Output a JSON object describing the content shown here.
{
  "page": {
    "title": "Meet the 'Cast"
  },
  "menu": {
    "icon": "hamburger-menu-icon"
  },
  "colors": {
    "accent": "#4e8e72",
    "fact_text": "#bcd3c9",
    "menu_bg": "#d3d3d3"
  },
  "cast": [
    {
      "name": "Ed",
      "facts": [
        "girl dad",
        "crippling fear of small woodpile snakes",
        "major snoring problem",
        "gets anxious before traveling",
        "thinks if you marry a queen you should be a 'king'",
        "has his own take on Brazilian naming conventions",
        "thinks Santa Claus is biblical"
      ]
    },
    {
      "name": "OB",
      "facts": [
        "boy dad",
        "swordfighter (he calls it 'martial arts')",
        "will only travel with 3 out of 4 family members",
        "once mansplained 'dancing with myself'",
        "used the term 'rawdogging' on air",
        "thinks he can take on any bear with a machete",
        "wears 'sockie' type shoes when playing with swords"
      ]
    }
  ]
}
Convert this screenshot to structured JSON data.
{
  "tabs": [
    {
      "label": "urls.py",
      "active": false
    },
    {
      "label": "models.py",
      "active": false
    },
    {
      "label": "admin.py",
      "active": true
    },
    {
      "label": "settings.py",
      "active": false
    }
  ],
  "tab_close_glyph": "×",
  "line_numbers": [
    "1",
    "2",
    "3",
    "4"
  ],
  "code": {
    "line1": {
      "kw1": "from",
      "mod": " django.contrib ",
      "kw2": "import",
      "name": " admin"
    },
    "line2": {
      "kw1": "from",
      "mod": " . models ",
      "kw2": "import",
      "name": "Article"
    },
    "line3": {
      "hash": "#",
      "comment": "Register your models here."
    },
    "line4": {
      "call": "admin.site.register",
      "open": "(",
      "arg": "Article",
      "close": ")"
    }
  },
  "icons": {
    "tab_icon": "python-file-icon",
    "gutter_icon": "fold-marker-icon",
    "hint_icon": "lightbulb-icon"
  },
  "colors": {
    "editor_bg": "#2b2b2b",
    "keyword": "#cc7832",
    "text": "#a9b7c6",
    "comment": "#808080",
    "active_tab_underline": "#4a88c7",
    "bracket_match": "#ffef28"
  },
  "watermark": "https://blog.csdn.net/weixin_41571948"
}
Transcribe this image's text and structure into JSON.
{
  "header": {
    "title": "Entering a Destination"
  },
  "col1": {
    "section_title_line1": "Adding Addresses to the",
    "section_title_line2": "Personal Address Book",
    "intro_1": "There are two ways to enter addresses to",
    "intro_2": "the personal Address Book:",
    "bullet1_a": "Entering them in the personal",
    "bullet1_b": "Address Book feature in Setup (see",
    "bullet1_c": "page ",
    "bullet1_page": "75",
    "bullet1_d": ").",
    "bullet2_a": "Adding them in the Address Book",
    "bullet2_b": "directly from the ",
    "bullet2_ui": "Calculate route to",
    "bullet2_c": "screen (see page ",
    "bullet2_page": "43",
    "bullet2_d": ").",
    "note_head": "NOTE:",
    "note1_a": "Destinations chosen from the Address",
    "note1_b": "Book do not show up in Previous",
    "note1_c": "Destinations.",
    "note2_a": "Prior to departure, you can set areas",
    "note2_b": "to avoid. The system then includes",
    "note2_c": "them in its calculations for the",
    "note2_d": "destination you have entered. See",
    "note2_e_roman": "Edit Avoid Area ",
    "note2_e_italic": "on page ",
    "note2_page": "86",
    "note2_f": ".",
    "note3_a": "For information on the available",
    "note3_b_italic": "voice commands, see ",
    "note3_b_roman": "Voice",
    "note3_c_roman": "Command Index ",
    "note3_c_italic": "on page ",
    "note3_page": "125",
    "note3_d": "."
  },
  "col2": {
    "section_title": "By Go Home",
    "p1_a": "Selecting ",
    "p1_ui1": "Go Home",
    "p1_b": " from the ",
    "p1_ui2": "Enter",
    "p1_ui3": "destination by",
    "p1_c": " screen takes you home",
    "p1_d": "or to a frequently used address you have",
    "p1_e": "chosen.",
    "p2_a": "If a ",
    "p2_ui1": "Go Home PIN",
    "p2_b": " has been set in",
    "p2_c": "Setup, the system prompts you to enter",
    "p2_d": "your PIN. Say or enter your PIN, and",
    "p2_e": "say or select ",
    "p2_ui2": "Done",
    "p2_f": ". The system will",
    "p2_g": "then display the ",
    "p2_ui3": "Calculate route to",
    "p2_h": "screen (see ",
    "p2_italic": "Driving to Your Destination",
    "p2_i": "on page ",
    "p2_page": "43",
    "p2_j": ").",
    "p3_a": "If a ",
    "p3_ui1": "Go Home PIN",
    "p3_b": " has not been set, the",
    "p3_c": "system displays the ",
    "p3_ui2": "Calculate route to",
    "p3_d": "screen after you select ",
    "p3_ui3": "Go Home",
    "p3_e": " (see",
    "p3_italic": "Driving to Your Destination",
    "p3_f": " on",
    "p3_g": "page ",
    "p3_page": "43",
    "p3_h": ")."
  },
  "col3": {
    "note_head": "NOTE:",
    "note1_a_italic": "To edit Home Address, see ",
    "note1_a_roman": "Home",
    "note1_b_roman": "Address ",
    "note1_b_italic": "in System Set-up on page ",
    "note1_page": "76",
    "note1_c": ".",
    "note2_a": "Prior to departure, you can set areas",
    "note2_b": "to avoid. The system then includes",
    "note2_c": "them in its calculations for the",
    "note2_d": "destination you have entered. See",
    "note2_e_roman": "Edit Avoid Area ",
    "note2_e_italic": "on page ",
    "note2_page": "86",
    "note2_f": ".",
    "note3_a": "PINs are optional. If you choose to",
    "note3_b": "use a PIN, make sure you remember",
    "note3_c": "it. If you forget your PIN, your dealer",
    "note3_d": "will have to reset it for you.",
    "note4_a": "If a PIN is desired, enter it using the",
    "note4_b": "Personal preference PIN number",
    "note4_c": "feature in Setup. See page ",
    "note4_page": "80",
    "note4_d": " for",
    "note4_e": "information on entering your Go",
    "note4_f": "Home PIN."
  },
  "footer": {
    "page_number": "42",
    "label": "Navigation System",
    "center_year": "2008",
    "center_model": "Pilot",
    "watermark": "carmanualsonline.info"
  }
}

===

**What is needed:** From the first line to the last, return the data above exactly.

**Task output:**
Output a JSON object describing the content shown here.
{
  "page": {
    "title": "Meet the 'Cast"
  },
  "menu": {
    "icon": "hamburger-menu-icon"
  },
  "colors": {
    "accent": "#4e8e72",
    "fact_text": "#bcd3c9",
    "menu_bg": "#d3d3d3"
  },
  "cast": [
    {
      "name": "Ed",
      "facts": [
        "girl dad",
        "crippling fear of small woodpile snakes",
        "major snoring problem",
        "gets anxious before traveling",
        "thinks if you marry a queen you should be a 'king'",
        "has his own take on Brazilian naming conventions",
        "thinks Santa Claus is biblical"
      ]
    },
    {
      "name": "OB",
      "facts": [
        "boy dad",
        "swordfighter (he calls it 'martial arts')",
        "will only travel with 3 out of 4 family members",
        "once mansplained 'dancing with myself'",
        "used the term 'rawdogging' on air",
        "thinks he can take on any bear with a machete",
        "wears 'sockie' type shoes when playing with swords"
      ]
    }
  ]
}
Convert this screenshot to structured JSON data.
{
  "tabs": [
    {
      "label": "urls.py",
      "active": false
    },
    {
      "label": "models.py",
      "active": false
    },
    {
      "label": "admin.py",
      "active": true
    },
    {
      "label": "settings.py",
      "active": false
    }
  ],
  "tab_close_glyph": "×",
  "line_numbers": [
    "1",
    "2",
    "3",
    "4"
  ],
  "code": {
    "line1": {
      "kw1": "from",
      "mod": " django.contrib ",
      "kw2": "import",
      "name": " admin"
    },
    "line2": {
      "kw1": "from",
      "mod": " . models ",
      "kw2": "import",
      "name": "Article"
    },
    "line3": {
      "hash": "#",
      "comment": "Register your models here."
    },
    "line4": {
      "call": "admin.site.register",
      "open": "(",
      "arg": "Article",
      "close": ")"
    }
  },
  "icons": {
    "tab_icon": "python-file-icon",
    "gutter_icon": "fold-marker-icon",
    "hint_icon": "lightbulb-icon"
  },
  "colors": {
    "editor_bg": "#2b2b2b",
    "keyword": "#cc7832",
    "text": "#a9b7c6",
    "comment": "#808080",
    "active_tab_underline": "#4a88c7",
    "bracket_match": "#ffef28"
  },
  "watermark": "https://blog.csdn.net/weixin_41571948"
}
Transcribe this image's text and structure into JSON.
{
  "header": {
    "title": "Entering a Destination"
  },
  "col1": {
    "section_title_line1": "Adding Addresses to the",
    "section_title_line2": "Personal Address Book",
    "intro_1": "There are two ways to enter addresses to",
    "intro_2": "the personal Address Book:",
    "bullet1_a": "Entering them in the personal",
    "bullet1_b": "Address Book feature in Setup (see",
    "bullet1_c": "page ",
    "bullet1_page": "75",
    "bullet1_d": ").",
    "bullet2_a": "Adding them in the Address Book",
    "bullet2_b": "directly from the ",
    "bullet2_ui": "Calculate route to",
    "bullet2_c": "screen (see page ",
    "bullet2_page": "43",
    "bullet2_d": ").",
    "note_head": "NOTE:",
    "note1_a": "Destinations chosen from the Address",
    "note1_b": "Book do not show up in Previous",
    "note1_c": "Destinations.",
    "note2_a": "Prior to departure, you can set areas",
    "note2_b": "to avoid. The system then includes",
    "note2_c": "them in its calculations for the",
    "note2_d": "destination you have entered. See",
    "note2_e_roman": "Edit Avoid Area ",
    "note2_e_italic": "on page ",
    "note2_page": "86",
    "note2_f": ".",
    "note3_a": "For information on the available",
    "note3_b_italic": "voice commands, see ",
    "note3_b_roman": "Voice",
    "note3_c_roman": "Command Index ",
    "note3_c_italic": "on page ",
    "note3_page": "125",
    "note3_d": "."
  },
  "col2": {
    "section_title": "By Go Home",
    "p1_a": "Selecting ",
    "p1_ui1": "Go Home",
    "p1_b": " from the ",
    "p1_ui2": "Enter",
    "p1_ui3": "destination by",
    "p1_c": " screen takes you home",
    "p1_d": "or to a frequently used address you have",
    "p1_e": "chosen.",
    "p2_a": "If a ",
    "p2_ui1": "Go Home PIN",
    "p2_b": " has been set in",
    "p2_c": "Setup, the system prompts you to enter",
    "p2_d": "your PIN. Say or enter your PIN, and",
    "p2_e": "say or select ",
    "p2_ui2": "Done",
    "p2_f": ". The system will",
    "p2_g": "then display the ",
    "p2_ui3": "Calculate route to",
    "p2_h": "screen (see ",
    "p2_italic": "Driving to Your Destination",
    "p2_i": "on page ",
    "p2_page": "43",
    "p2_j": ").",
    "p3_a": "If a ",
    "p3_ui1": "Go Home PIN",
    "p3_b": " has not been set, the",
    "p3_c": "system displays the ",
    "p3_ui2": "Calculate route to",
    "p3_d": "screen after you select ",
    "p3_ui3": "Go Home",
    "p3_e": " (see",
    "p3_italic": "Driving to Your Destination",
    "p3_f": " on",
    "p3_g": "page ",
    "p3_page": "43",
    "p3_h": ")."
  },
  "col3": {
    "note_head": "NOTE:",
    "note1_a_italic": "To edit Home Address, see ",
    "note1_a_roman": "Home",
    "note1_b_roman": "Address ",
    "note1_b_italic": "in System Set-up on page ",
    "note1_page": "76",
    "note1_c": ".",
    "note2_a": "Prior to departure, you can set areas",
    "note2_b": "to avoid. The system then includes",
    "note2_c": "them in its calculations for the",
    "note2_d": "destination you have entered. See",
    "note2_e_roman": "Edit Avoid Area ",
    "note2_e_italic": "on page ",
    "note2_page": "86",
    "note2_f": ".",
    "note3_a": "PINs are optional. If you choose to",
    "note3_b": "use a PIN, make sure you remember",
    "note3_c": "it. If you forget your PIN, your dealer",
    "note3_d": "will have to reset it for you.",
    "note4_a": "If a PIN is desired, enter it using the",
    "note4_b": "Personal preference PIN number",
    "note4_c": "feature in Setup. See page ",
    "note4_page": "80",
    "note4_d": " for",
    "note4_e": "information on entering your Go",
    "note4_f": "Home PIN."
  },
  "footer": {
    "page_number": "42",
    "label": "Navigation System",
    "center_year": "2008",
    "center_model": "Pilot",
    "watermark": "carmanualsonline.info"
  }
}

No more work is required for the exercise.